Nirvana is a handsome, two-story, skylighted, brick-walled restaurant, now ten years old, that lies just outside of what is called Manhattan’s Curry Hill, the streets in the 20s that flank Lexington Avenue and are filled with Indian restaurants and food markets. Like Nirvana’s location, owner Anil Amin is joining a trend to get away from the Mughal menus that once blanketed Indian restaurants from New York to London. That cuisine was rich, its sauces heavy, and the influence of the British Raj was rife in dishes like mulligatawny soup and various curries.
Downstairs at Nirvana is a sleek 14-seat bar and more intimate lounge done in vermillion colors; upstairs is the dining room, where vermilion is also accented along with well-lighted Indian artwork that includes a bas-relief bodhi tree beneath which sits a serene Buddha statuette. Tables are nicely set with double cloths. The lighting throughout is seductively soothing, and the noise level in the restaurant is quite civilized.
Chef Peter Beck has a high profile among NYC chefs, having won praise for his cooking at Chola and Tamarind, and at Nirvana. He is now showcasing more Southern Indian cooking and vegetable dishes.
You can still find mulligatawny and other Mughal dishes at Nirvana, but they are of less interest than the regional fare Beck serves, like a starter of brijwasi tikki ($9;) made with “hung yogurt” that concentrates its taste and texture, blended with ginger and cumin. Chicken 65 ($10) is a hotly spiced South Indian stir fry (below) , and I’ve never before eaten calamari bhajia (above) coated in a spiced batter, fried and served with crisp fritters ($12). Tamer by far was tawa machi, a semolina-crusted whole sea bass ($14); and achari mushrooms in pickled seasonings grilled in the tandoor ($11) made for a nice, if bland, bite at the beginning of the meal. Seared tiger shrimp tadka ($14) came to the table not entirely cooked through, so it was whisked away and made right within minutes.

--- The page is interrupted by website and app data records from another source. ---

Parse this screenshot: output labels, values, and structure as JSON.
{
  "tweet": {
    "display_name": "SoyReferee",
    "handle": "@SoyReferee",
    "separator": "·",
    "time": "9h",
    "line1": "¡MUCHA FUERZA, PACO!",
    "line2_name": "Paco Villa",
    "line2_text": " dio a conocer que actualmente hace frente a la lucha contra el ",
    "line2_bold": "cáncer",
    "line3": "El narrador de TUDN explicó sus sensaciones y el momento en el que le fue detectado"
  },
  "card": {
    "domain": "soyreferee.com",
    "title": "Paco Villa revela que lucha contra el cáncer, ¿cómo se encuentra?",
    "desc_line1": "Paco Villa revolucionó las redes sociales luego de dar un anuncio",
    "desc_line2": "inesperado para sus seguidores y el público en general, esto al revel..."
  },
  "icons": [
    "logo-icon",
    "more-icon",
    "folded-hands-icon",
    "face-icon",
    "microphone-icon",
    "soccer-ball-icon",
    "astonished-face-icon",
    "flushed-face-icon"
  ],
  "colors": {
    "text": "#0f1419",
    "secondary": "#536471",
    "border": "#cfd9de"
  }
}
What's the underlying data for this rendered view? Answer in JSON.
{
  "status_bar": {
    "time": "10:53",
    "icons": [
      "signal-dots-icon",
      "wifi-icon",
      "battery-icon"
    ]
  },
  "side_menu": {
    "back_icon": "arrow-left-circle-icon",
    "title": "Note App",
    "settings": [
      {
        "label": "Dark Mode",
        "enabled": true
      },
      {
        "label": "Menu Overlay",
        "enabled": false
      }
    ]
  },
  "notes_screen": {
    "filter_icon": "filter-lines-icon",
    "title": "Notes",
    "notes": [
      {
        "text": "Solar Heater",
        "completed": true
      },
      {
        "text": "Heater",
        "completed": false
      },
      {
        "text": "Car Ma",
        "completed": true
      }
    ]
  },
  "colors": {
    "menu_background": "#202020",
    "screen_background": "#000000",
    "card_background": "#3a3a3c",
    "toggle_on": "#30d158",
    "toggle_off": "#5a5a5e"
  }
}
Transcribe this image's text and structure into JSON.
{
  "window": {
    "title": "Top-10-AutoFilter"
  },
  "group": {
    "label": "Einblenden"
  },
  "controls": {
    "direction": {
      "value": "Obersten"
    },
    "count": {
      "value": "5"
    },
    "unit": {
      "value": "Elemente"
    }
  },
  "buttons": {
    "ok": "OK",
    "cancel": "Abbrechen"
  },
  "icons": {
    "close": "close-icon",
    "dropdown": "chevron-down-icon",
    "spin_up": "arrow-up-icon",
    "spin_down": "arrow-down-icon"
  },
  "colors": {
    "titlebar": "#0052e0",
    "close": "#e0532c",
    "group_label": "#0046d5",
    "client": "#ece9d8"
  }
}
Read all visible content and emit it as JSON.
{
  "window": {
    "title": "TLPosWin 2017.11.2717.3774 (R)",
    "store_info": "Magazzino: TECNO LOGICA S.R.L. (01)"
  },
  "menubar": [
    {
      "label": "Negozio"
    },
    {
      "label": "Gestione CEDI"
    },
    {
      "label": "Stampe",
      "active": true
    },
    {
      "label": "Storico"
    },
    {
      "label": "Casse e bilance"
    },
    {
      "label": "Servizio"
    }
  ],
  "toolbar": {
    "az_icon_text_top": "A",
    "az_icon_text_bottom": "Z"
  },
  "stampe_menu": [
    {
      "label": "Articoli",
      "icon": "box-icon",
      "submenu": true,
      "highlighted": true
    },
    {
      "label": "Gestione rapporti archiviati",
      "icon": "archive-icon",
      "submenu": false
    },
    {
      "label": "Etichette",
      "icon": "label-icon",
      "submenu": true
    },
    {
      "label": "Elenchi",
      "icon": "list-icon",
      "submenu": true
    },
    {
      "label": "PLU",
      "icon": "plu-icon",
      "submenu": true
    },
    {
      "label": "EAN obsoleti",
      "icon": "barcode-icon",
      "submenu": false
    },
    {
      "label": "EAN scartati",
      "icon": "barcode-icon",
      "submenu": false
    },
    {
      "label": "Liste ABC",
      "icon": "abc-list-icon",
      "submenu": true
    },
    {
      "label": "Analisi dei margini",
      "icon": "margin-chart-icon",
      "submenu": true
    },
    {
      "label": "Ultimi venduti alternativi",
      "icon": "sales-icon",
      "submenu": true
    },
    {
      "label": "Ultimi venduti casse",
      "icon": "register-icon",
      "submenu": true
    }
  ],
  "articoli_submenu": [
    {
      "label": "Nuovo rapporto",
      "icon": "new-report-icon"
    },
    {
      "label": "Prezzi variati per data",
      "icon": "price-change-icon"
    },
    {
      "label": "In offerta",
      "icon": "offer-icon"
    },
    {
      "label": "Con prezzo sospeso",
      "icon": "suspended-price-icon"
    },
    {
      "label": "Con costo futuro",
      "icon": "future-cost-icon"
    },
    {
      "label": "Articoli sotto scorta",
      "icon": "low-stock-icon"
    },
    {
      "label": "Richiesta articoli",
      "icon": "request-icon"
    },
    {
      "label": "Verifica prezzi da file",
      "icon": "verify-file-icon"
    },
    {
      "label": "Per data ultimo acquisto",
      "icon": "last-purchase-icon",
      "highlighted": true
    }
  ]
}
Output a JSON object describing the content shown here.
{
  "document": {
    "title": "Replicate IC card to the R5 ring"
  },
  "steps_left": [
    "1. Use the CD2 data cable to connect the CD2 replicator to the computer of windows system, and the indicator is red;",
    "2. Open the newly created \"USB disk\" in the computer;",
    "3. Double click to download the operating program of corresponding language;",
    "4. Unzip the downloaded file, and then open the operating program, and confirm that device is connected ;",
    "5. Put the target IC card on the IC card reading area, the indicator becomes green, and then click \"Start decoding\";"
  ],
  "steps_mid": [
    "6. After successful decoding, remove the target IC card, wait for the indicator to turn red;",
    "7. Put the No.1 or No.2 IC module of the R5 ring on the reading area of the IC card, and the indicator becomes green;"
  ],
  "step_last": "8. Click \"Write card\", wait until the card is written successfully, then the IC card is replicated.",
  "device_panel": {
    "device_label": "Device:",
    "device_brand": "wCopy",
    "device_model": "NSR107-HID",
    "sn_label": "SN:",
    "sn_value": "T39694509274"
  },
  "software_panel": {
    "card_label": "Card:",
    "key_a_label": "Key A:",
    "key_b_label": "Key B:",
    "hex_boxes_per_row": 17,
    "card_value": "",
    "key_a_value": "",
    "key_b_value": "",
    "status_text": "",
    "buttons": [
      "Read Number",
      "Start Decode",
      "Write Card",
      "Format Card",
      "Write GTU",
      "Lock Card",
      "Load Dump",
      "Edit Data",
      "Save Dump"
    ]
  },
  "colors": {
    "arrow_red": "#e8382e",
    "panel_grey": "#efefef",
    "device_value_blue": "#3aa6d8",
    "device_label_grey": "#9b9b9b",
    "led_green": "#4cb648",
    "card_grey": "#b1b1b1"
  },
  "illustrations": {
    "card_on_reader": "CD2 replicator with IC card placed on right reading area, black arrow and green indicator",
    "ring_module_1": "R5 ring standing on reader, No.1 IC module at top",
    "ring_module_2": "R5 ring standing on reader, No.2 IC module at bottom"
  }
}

Not to be missed is patli ranee ($26), a massive spice-rubbed lamb shank braised in a masala broth that makes the meat fall from the bone; it served four of us handily. Then there was the Bengali dish dab chingri, shrimp with assertive mustard, curry spices, coconut water and milk ($24).
Beck has always featured a large number of vegetable dishes, and I recommend his aloo rabi mytter bangali suzi ($17), quite a mouthful figuratively and literally, composed of potatoes, cauliflower, peas, cumin, onion and seed spices ($17). Saag paneer is a very traditional dish of Indian cheese in garlic, ginger and herbs with spinach ($17). I only had a chance to try one bread, garlic naan ($6), which was all right, but I wish I’d had tasted a wider variety.
Desserts are no more unusual than you’d find elsewhere, but they are freshly made.
Open for lunch and dinner daily.
346 Lexington Avenue (near 40th Street)